Items from a dataset

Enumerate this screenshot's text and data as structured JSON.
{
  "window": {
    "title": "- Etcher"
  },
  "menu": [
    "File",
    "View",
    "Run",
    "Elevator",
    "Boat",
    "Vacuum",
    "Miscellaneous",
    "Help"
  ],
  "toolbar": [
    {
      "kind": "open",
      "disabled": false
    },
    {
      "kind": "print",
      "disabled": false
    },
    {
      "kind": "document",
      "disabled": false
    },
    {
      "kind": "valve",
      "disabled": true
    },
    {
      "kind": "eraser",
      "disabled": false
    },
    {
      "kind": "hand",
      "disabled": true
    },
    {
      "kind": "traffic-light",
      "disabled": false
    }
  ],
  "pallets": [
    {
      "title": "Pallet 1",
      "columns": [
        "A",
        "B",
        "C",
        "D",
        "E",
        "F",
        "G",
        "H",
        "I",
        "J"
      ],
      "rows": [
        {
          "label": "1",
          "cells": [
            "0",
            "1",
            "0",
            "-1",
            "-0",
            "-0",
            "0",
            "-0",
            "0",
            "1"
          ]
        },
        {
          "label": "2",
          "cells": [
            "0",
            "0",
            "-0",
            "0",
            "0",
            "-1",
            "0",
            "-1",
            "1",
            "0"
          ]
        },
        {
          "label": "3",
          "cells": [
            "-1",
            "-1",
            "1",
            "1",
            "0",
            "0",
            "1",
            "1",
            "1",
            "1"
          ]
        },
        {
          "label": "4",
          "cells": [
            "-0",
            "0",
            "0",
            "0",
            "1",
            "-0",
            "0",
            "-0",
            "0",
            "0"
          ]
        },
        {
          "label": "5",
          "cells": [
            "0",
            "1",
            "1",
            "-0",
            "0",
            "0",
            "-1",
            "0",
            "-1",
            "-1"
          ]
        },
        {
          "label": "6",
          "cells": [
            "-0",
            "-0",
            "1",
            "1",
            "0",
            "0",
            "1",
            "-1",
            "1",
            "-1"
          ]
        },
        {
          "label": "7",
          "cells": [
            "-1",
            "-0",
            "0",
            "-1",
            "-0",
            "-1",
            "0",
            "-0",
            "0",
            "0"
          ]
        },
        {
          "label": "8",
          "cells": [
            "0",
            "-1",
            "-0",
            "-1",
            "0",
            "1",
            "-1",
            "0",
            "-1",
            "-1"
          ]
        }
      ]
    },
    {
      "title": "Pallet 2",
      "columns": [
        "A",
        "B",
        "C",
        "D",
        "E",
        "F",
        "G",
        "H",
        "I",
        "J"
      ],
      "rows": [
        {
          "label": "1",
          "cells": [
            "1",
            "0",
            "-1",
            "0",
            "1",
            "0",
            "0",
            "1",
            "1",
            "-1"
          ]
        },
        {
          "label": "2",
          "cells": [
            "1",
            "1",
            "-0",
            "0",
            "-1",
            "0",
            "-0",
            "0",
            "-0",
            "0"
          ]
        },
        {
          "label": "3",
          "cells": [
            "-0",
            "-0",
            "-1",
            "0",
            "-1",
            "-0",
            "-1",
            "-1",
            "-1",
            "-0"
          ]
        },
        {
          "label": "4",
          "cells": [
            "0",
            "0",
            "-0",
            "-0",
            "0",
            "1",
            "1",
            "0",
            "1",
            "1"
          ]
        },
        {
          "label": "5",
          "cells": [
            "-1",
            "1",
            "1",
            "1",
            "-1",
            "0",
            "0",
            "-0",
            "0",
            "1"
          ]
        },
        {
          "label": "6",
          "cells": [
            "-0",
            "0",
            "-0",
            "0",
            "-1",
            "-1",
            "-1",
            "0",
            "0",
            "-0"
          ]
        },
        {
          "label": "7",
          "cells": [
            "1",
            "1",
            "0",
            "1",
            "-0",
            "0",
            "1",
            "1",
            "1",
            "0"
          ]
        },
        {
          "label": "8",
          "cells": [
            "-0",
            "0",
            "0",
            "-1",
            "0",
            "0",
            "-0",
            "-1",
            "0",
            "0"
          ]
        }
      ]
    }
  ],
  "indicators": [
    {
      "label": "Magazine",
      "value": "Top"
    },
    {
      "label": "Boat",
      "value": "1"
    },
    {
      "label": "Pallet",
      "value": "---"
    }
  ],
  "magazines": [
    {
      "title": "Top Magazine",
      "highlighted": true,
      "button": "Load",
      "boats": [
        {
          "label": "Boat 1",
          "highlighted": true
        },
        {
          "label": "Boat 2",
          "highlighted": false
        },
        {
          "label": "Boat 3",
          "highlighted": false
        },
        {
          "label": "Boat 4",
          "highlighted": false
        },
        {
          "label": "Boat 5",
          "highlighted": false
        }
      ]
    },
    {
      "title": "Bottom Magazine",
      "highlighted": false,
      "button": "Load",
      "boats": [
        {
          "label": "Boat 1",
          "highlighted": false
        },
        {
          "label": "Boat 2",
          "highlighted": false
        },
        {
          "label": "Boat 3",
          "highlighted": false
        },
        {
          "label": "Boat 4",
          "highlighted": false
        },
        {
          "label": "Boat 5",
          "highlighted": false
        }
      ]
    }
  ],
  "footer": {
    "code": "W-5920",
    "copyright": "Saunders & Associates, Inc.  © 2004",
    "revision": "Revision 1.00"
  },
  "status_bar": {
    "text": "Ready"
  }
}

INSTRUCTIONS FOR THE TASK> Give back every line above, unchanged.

ANSWER TO THIS PROBLEM>
Enumerate this screenshot's text and data as structured JSON.
{
  "window": {
    "title": "- Etcher"
  },
  "menu": [
    "File",
    "View",
    "Run",
    "Elevator",
    "Boat",
    "Vacuum",
    "Miscellaneous",
    "Help"
  ],
  "toolbar": [
    {
      "kind": "open",
      "disabled": false
    },
    {
      "kind": "print",
      "disabled": false
    },
    {
      "kind": "document",
      "disabled": false
    },
    {
      "kind": "valve",
      "disabled": true
    },
    {
      "kind": "eraser",
      "disabled": false
    },
    {
      "kind": "hand",
      "disabled": true
    },
    {
      "kind": "traffic-light",
      "disabled": false
    }
  ],
  "pallets": [
    {
      "title": "Pallet 1",
      "columns": [
        "A",
        "B",
        "C",
        "D",
        "E",
        "F",
        "G",
        "H",
        "I",
        "J"
      ],
      "rows": [
        {
          "label": "1",
          "cells": [
            "0",
            "1",
            "0",
            "-1",
            "-0",
            "-0",
            "0",
            "-0",
            "0",
            "1"
          ]
        },
        {
          "label": "2",
          "cells": [
            "0",
            "0",
            "-0",
            "0",
            "0",
            "-1",
            "0",
            "-1",
            "1",
            "0"
          ]
        },
        {
          "label": "3",
          "cells": [
            "-1",
            "-1",
            "1",
            "1",
            "0",
            "0",
            "1",
            "1",
            "1",
            "1"
          ]
        },
        {
          "label": "4",
          "cells": [
            "-0",
            "0",
            "0",
            "0",
            "1",
            "-0",
            "0",
            "-0",
            "0",
            "0"
          ]
        },
        {
          "label": "5",
          "cells": [
            "0",
            "1",
            "1",
            "-0",
            "0",
            "0",
            "-1",
            "0",
            "-1",
            "-1"
          ]
        },
        {
          "label": "6",
          "cells": [
            "-0",
            "-0",
            "1",
            "1",
            "0",
            "0",
            "1",
            "-1",
            "1",
            "-1"
          ]
        },
        {
          "label": "7",
          "cells": [
            "-1",
            "-0",
            "0",
            "-1",
            "-0",
            "-1",
            "0",
            "-0",
            "0",
            "0"
          ]
        },
        {
          "label": "8",
          "cells": [
            "0",
            "-1",
            "-0",
            "-1",
            "0",
            "1",
            "-1",
            "0",
            "-1",
            "-1"
          ]
        }
      ]
    },
    {
      "title": "Pallet 2",
      "columns": [
        "A",
        "B",
        "C",
        "D",
        "E",
        "F",
        "G",
        "H",
        "I",
        "J"
      ],
      "rows": [
        {
          "label": "1",
          "cells": [
            "1",
            "0",
            "-1",
            "0",
            "1",
            "0",
            "0",
            "1",
            "1",
            "-1"
          ]
        },
        {
          "label": "2",
          "cells": [
            "1",
            "1",
            "-0",
            "0",
            "-1",
            "0",
            "-0",
            "0",
            "-0",
            "0"
          ]
        },
        {
          "label": "3",
          "cells": [
            "-0",
            "-0",
            "-1",
            "0",
            "-1",
            "-0",
            "-1",
            "-1",
            "-1",
            "-0"
          ]
        },
        {
          "label": "4",
          "cells": [
            "0",
            "0",
            "-0",
            "-0",
            "0",
            "1",
            "1",
            "0",
            "1",
            "1"
          ]
        },
        {
          "label": "5",
          "cells": [
            "-1",
            "1",
            "1",
            "1",
            "-1",
            "0",
            "0",
            "-0",
            "0",
            "1"
          ]
        },
        {
          "label": "6",
          "cells": [
            "-0",
            "0",
            "-0",
            "0",
            "-1",
            "-1",
            "-1",
            "0",
            "0",
            "-0"
          ]
        },
        {
          "label": "7",
          "cells": [
            "1",
            "1",
            "0",
            "1",
            "-0",
            "0",
            "1",
            "1",
            "1",
            "0"
          ]
        },
        {
          "label": "8",
          "cells": [
            "-0",
            "0",
            "0",
            "-1",
            "0",
            "0",
            "-0",
            "-1",
            "0",
            "0"
          ]
        }
      ]
    }
  ],
  "indicators": [
    {
      "label": "Magazine",
      "value": "Top"
    },
    {
      "label": "Boat",
      "value": "1"
    },
    {
      "label": "Pallet",
      "value": "---"
    }
  ],
  "magazines": [
    {
      "title": "Top Magazine",
      "highlighted": true,
      "button": "Load",
      "boats": [
        {
          "label": "Boat 1",
          "highlighted": true
        },
        {
          "label": "Boat 2",
          "highlighted": false
        },
        {
          "label": "Boat 3",
          "highlighted": false
        },
        {
          "label": "Boat 4",
          "highlighted": false
        },
        {
          "label": "Boat 5",
          "highlighted": false
        }
      ]
    },
    {
      "title": "Bottom Magazine",
      "highlighted": false,
      "button": "Load",
      "boats": [
        {
          "label": "Boat 1",
          "highlighted": false
        },
        {
          "label": "Boat 2",
          "highlighted": false
        },
        {
          "label": "Boat 3",
          "highlighted": false
        },
        {
          "label": "Boat 4",
          "highlighted": false
        },
        {
          "label": "Boat 5",
          "highlighted": false
        }
      ]
    }
  ],
  "footer": {
    "code": "W-5920",
    "copyright": "Saunders & Associates, Inc.  © 2004",
    "revision": "Revision 1.00"
  },
  "status_bar": {
    "text": "Ready"
  }
}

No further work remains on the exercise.